Yesterday, we had a salesperson come by the church on a cold call, hoping to make her pitch for photo directories. Our church has, in the past, purchased the services of directory companies, including the one whose salesperson came by. I don’t know what makes it profitable for them to have an out-of-town salesperson just drop by without making an appointment, but it is annoying and being annoyed doesn’t make me the most receptive to the sales pitch. I was working on things that seemed to me to be more important and the interruption wasn’t welcome.

Church directory companies make their money by selling portraits to the families in the church. The church doesn’t pay for the printed directories that are distributed and usually doesn’t pay for the extra brochures and other items that are included as an incentive to get the company inside of the church. The company takes individual family portraits of church members and compiles them into an attractive book. Photo directories are nice things in churches. We find it useful to have pictures of our members. However, churches change at a quick pace and directories are already dated by the time they are printed. There are always people who are missing from the directory because they were out of town during the photo dates or because they are new to the church. There are always people who are in the directory who have left the church or who have passed away.

The process of lining up the people for their portraits is a huge job. In our church we have to schedule 150 or more families for their portraits. It takes multiple phone calls to schedule just one family. With the complexity of family schedules, the effort is massive.

Then there is the problem of the sales pitch. Despite claiming that there are no pressure sales, members of the church are presented with options for spending hundreds of dollars on prints, holiday cards, note cards, and a catalogue of other items for sale. The company always says there is no pressure, the people always complain about the pressure. And, having just been pressured by the company’s sales representative, I’m not sure that they understand what pressure is.

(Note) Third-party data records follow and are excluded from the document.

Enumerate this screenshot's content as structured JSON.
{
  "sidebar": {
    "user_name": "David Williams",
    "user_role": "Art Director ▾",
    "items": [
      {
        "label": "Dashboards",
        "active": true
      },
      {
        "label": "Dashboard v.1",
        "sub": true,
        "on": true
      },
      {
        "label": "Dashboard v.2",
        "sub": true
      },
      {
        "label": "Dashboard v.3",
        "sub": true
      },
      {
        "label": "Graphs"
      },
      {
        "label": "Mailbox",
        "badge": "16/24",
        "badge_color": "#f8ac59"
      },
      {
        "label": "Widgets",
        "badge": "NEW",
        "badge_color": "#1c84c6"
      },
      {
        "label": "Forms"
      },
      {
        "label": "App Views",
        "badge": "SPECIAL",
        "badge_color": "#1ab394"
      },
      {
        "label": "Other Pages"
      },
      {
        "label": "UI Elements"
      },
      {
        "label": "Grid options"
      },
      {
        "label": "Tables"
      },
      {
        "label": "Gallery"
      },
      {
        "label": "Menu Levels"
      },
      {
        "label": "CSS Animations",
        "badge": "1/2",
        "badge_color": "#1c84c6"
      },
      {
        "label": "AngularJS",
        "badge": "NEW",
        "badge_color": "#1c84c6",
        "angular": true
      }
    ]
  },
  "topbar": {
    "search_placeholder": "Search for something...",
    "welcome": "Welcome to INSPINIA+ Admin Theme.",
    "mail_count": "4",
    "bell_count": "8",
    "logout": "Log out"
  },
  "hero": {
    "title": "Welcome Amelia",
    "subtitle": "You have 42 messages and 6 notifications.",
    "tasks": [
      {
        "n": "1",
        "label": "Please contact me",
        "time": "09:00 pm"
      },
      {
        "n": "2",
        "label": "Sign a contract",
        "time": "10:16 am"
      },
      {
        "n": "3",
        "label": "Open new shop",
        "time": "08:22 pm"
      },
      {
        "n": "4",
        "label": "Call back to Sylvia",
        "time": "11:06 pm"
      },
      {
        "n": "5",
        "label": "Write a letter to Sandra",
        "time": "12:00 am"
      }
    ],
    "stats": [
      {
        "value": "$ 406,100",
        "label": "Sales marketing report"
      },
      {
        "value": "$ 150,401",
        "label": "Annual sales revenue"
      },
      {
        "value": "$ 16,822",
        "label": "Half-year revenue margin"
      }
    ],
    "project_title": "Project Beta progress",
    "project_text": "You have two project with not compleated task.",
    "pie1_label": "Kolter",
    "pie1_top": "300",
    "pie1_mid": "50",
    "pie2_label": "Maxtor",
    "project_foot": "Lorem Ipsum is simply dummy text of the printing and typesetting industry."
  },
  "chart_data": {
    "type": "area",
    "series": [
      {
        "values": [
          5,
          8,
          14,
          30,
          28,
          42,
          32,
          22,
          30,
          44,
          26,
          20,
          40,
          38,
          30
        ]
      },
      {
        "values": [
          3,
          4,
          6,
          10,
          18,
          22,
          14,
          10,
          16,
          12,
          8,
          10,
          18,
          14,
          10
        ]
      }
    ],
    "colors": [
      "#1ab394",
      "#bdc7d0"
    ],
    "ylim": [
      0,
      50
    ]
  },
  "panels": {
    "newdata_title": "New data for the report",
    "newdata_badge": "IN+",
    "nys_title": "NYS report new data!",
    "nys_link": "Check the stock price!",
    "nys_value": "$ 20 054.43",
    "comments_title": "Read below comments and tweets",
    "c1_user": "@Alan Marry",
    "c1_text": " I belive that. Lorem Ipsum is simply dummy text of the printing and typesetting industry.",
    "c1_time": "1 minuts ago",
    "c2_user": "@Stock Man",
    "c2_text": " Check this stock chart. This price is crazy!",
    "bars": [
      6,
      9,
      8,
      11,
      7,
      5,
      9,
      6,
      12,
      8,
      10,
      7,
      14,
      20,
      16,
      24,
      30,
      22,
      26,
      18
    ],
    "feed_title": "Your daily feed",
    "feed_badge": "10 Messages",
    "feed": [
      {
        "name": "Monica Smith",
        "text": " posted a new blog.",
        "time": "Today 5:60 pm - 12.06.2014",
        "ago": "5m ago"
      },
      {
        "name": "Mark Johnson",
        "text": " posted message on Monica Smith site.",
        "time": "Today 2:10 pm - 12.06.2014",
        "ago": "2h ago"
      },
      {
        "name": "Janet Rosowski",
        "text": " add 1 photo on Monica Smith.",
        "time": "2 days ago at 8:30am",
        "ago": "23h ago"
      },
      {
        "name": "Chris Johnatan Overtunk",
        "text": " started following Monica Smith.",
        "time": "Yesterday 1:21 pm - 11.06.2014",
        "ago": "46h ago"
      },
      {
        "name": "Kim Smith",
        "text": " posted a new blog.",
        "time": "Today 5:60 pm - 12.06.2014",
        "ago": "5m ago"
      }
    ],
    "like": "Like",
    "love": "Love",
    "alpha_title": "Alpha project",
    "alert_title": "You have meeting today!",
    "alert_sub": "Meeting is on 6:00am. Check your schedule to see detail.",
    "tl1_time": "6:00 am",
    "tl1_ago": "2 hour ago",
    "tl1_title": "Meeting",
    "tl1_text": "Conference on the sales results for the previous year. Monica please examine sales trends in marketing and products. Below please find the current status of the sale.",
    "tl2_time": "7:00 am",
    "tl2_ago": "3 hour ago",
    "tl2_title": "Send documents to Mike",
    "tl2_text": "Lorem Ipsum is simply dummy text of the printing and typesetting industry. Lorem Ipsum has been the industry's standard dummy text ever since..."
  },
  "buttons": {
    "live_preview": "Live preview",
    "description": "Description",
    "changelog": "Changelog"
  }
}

The encounter got me to thinking about portraits in general. In our world of snapchat and selfies and ever-present cameras the meaning of a picture of oneself or one’s family is different. As I write this morning, there are 14,529 photos and 192 videos on the computer that I am using. Not all of those photos are of people. I take a lot of pictures of lakes and sunrises and canoes and kayaks. But there are thousands of pictures of our grandchildren and thousands of other people as well.

And this is my home computer. There are a lot more pictures on the computer at the church. I average around 100 pictures per day when Vacation Bible School is in session. I’ve got scores of pictures of our large outdoor cross, of Woodchucks splitting firewood and of our partners in Costa Rica and on the Cheyenne River and Pine Ridge Reservations.

There was a time when a single stately portrait, often painted by a recognized artist, was a prominent feature in a home. Family portraits were treasured and passed down for generations. That free 8 x 10 portrait from the church directory company doesn’t share that kind of prominence in our family’s possessions. We’ve participated in a half dozen or more church directories over the years and I don’t think we’ve ever framed or displayed the print that we got to free.

It used to be handy to have a few wallet-sized pictures of oneself to accompany resumes and other professional documents, but all of that is done digitally these days and I have no need of actual printed pictures of myself.

We really don’t know about the permanence of digital photos. Some services, like snapchat, are designed specifically for impermanence. The sender sets the number of seconds that are allowed for the recipient to look at the image before it disappears. Those pictures are somehow the opposite of the stately portraits that hung in expensive frames around the homes of the wealthy in previous generations. My photos have a different fate. With so many photos that have been collected and organized around different systems over the years, it is easy for a single image to become lost in the sheer volume of additional images.

I thought about telling the salesperson yesterday that I thought a free 8 x 10 portrait was a pretty small incentive to motivate a church member to sit through a 15-minute sales pitch. I don’t sign up for “free” weekends at resorts in trade for high pressure time share sales, either. Instead, I just listened politely and got up to go back to work as soon as possible.

Who knows? We may do another photo directory sometime in the future. But if we do, it probably won’t be the result of yesterday’s sales call.

Copyright (c) 2016 by Ted E. Huffman. I wrote this. If you would like to share it, please direct your friends to my web site. If you'd like permission to copy, please send me an email. Thanks!